While social media influencers have finally begun to speak about social issues, one can’t help but wonder if they’re doing it to score “woke points” on the Internet. With Koli, that’s not the case, because she has been an active campaigner for socially relevant youth centric issues from the start of her career. She’s tackled body image issues, online bullying, female subjugation, homophobia, climate change, and the swiftly spreading evil of fake news. Without knowing it herself, Prajakta Koli is the perfect brand because she is intensely marketable.
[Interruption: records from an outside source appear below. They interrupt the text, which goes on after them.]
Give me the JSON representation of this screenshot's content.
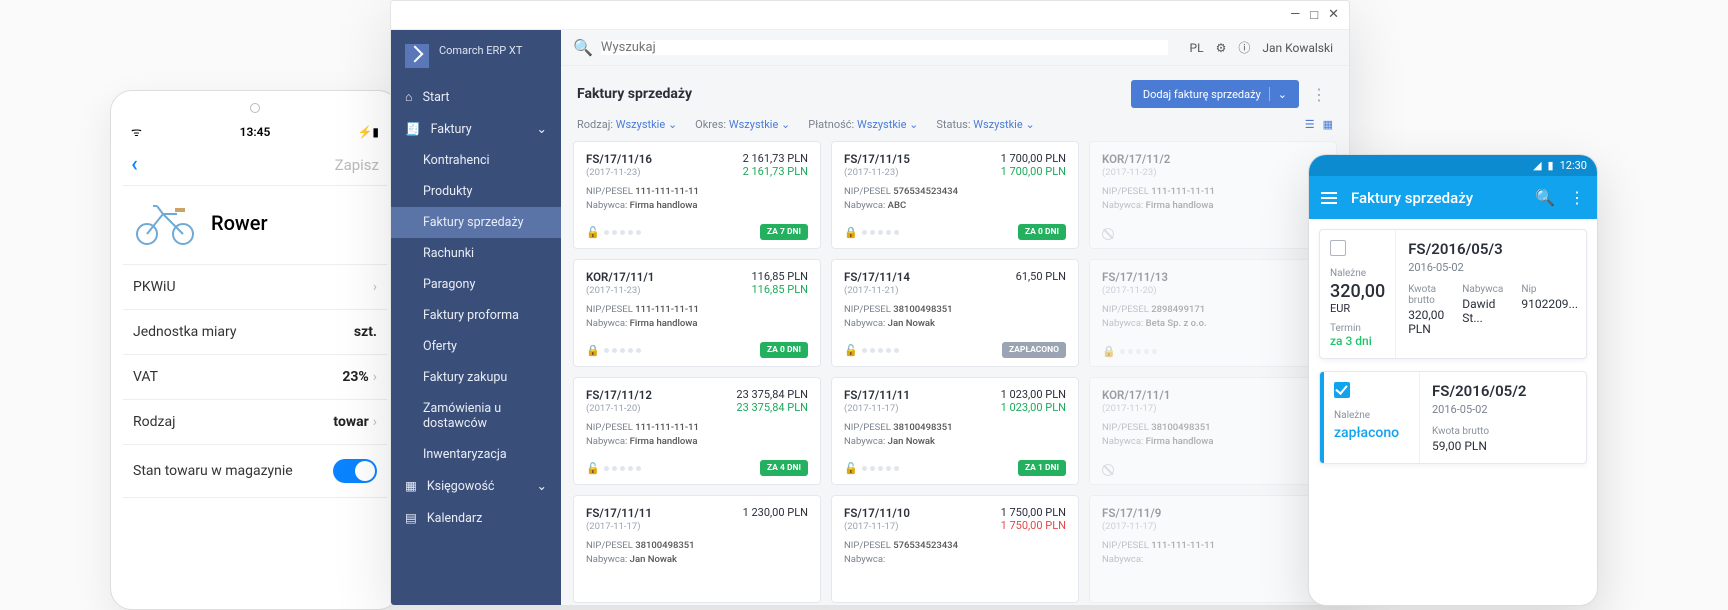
{
  "tablet": {
    "time": "13:45",
    "save": "Zapisz",
    "product_name": "Rower",
    "fields": {
      "pkwiu": "PKWiU",
      "unit_label": "Jednostka miary",
      "unit_value": "szt.",
      "vat_label": "VAT",
      "vat_value": "23%",
      "kind_label": "Rodzaj",
      "kind_value": "towar",
      "stock_label": "Stan towaru w magazynie"
    }
  },
  "desktop": {
    "window_controls": {
      "min": "—",
      "max": "□",
      "close": "✕"
    },
    "app_name": "Comarch ERP XT",
    "search_placeholder": "Wyszukaj",
    "lang": "PL",
    "user": "Jan Kowalski",
    "nav": {
      "start": "Start",
      "faktury": "Faktury",
      "kontrahenci": "Kontrahenci",
      "produkty": "Produkty",
      "faktury_sprz": "Faktury sprzedaży",
      "rachunki": "Rachunki",
      "paragony": "Paragony",
      "proforma": "Faktury proforma",
      "oferty": "Oferty",
      "zakupu": "Faktury zakupu",
      "zamowienia": "Zamówienia u dostawców",
      "inwent": "Inwentaryzacja",
      "ksiegowosc": "Księgowość",
      "kalendarz": "Kalendarz"
    },
    "page_title": "Faktury sprzedaży",
    "add_btn": "Dodaj fakturę sprzedaży",
    "filters": {
      "rodzaj_l": "Rodzaj:",
      "rodzaj_v": "Wszystkie",
      "okres_l": "Okres:",
      "okres_v": "Wszystkie",
      "platnosc_l": "Płatność:",
      "platnosc_v": "Wszystkie",
      "status_l": "Status:",
      "status_v": "Wszystkie"
    },
    "labels": {
      "nip": "NIP/PESEL",
      "nabywca": "Nabywca:"
    },
    "badges": {
      "za7": "ZA 7 DNI",
      "za0": "ZA 0 DNI",
      "za4": "ZA 4 DNI",
      "za1": "ZA 1 DNI",
      "zapl": "ZAPŁACONO"
    },
    "cards": [
      {
        "no": "FS/17/11/16",
        "date": "(2017-11-23)",
        "a1": "2 161,73 PLN",
        "a2": "2 161,73 PLN",
        "nip": "111-111-11-11",
        "buyer": "Firma handlowa",
        "badge": "za7",
        "faded": false,
        "ban": false,
        "a2c": "g",
        "lock": "open"
      },
      {
        "no": "FS/17/11/15",
        "date": "(2017-11-23)",
        "a1": "1 700,00 PLN",
        "a2": "1 700,00 PLN",
        "nip": "576534523434",
        "buyer": "ABC",
        "badge": "za0",
        "faded": false,
        "ban": false,
        "a2c": "g",
        "lock": "closed"
      },
      {
        "no": "KOR/17/11/2",
        "date": "(2017-11-23)",
        "a1": "",
        "a2": "",
        "nip": "111-111-11-11",
        "buyer": "Firma handlowa",
        "badge": "",
        "faded": true,
        "ban": true,
        "a2c": "",
        "lock": ""
      },
      {
        "no": "KOR/17/11/1",
        "date": "(2017-11-23)",
        "a1": "116,85 PLN",
        "a2": "116,85 PLN",
        "nip": "111-111-11-11",
        "buyer": "Firma handlowa",
        "badge": "za0",
        "faded": false,
        "ban": false,
        "a2c": "g",
        "lock": "closed"
      },
      {
        "no": "FS/17/11/14",
        "date": "(2017-11-21)",
        "a1": "61,50 PLN",
        "a2": "",
        "nip": "38100498351",
        "buyer": "Jan Nowak",
        "badge": "zapl",
        "faded": false,
        "ban": false,
        "a2c": "",
        "lock": "open"
      },
      {
        "no": "FS/17/11/13",
        "date": "(2017-11-20)",
        "a1": "",
        "a2": "",
        "nip": "2898499171",
        "buyer": "Beta Sp. z o.o.",
        "badge": "",
        "faded": true,
        "ban": false,
        "a2c": "",
        "lock": "closed"
      },
      {
        "no": "FS/17/11/12",
        "date": "(2017-11-20)",
        "a1": "23 375,84 PLN",
        "a2": "23 375,84 PLN",
        "nip": "111-111-11-11",
        "buyer": "Firma handlowa",
        "badge": "za4",
        "faded": false,
        "ban": false,
        "a2c": "g",
        "lock": "open"
      },
      {
        "no": "FS/17/11/11",
        "date": "(2017-11-17)",
        "a1": "1 023,00 PLN",
        "a2": "1 023,00 PLN",
        "nip": "38100498351",
        "buyer": "Jan Nowak",
        "badge": "za1",
        "faded": false,
        "ban": false,
        "a2c": "g",
        "lock": "open"
      },
      {
        "no": "KOR/17/11/1",
        "date": "(2017-11-17)",
        "a1": "",
        "a2": "",
        "nip": "38100498351",
        "buyer": "Firma handlowa",
        "badge": "",
        "faded": true,
        "ban": true,
        "a2c": "",
        "lock": ""
      },
      {
        "no": "FS/17/11/11",
        "date": "(2017-11-17)",
        "a1": "1 230,00 PLN",
        "a2": "",
        "nip": "38100498351",
        "buyer": "Jan Nowak",
        "badge": "",
        "faded": false,
        "ban": false,
        "a2c": "",
        "lock": ""
      },
      {
        "no": "FS/17/11/10",
        "date": "(2017-11-17)",
        "a1": "1 750,00 PLN",
        "a2": "1 750,00 PLN",
        "nip": "576534523434",
        "buyer": "",
        "badge": "",
        "faded": false,
        "ban": false,
        "a2c": "r",
        "lock": ""
      },
      {
        "no": "FS/17/11/9",
        "date": "(2017-11-17)",
        "a1": "",
        "a2": "",
        "nip": "111-111-11-11",
        "buyer": "",
        "badge": "",
        "faded": true,
        "ban": false,
        "a2c": "",
        "lock": ""
      }
    ]
  },
  "phone": {
    "time": "12:30",
    "title": "Faktury sprzedaży",
    "cards": [
      {
        "checked": false,
        "stripe": "g",
        "nalezne_l": "Należne",
        "amount": "320,00",
        "cur": "EUR",
        "termin_l": "Termin",
        "termin_v": "za 3 dni",
        "doc": "FS/2016/05/3",
        "date": "2016-05-02",
        "kwota_l": "Kwota brutto",
        "kwota_v": "320,00 PLN",
        "nabywca_l": "Nabywca",
        "nabywca_v": "Dawid St...",
        "nip_l": "Nip",
        "nip_v": "9102209..."
      },
      {
        "checked": true,
        "stripe": "b",
        "nalezne_l": "Należne",
        "paid": "zapłacono",
        "doc": "FS/2016/05/2",
        "date": "2016-05-02",
        "kwota_l": "Kwota brutto",
        "kwota_v": "59,00 PLN"
      }
    ]
  }
}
And it is all because she probably has one of the least toxic and most informed fanbases around, who inspire her as much as she inspires them. It is this nature of the Prajakta Koli brand that allows her to be the first Indian digital creator to partake in the UN General Assembly, and represent India in Barack and Michelle Obama’s “Dear Class Of 2020” alongside BTS, Jennifer Lopez, Beyoncé, and Lady Gaga. After all, what is a content creator without their followers? And Koli’s followers understand the value of the aforementioned projects.
As a content creator, there is also the issue of overfamiliarity. Because her followers have grown up with her, do they think she’s gotten too big for her boots if she doesn’t respond to their DMs? “I can handle the DMs. The only annoyance is when strangers whom I’ve gone to college or school with who probably didn’t even care about me then, call me up and go “hi Praju” and I’m like “Praju? Who is this?” she says. “I also get a little uncomfortable when my viewers come home. I love meeting them outside at coffee shops or on the highway. My parents love it when they come home and make tea for them but for me, my house is the only place where I can switch off,” she adds. And, then of course, in the quest for virality, content creators often seek notoriety. There are abuses hurled, ill-informed statements made and fan wars initiated. After all, any publicity is good publicity, right? Then, how has Koli managed to cut through the clutter and emerge as the person we’d like to see represent our country on the global stage?
“I don’t think I would have pulled this off for six years if I was trying to be someone I’m not. Even in real life, I’m not someone jo bahut gaaliyaan deke baat karti hai. I have always enjoyed watching content with my parents and this is the idea I want to promote — if I’m making a piece of content, I want it to be your dinner-time conversation. I honestly believe you don’t need to be notorious to cut through the clutter,” she says, ending the interview with a smile, and her trademark disarming honesty.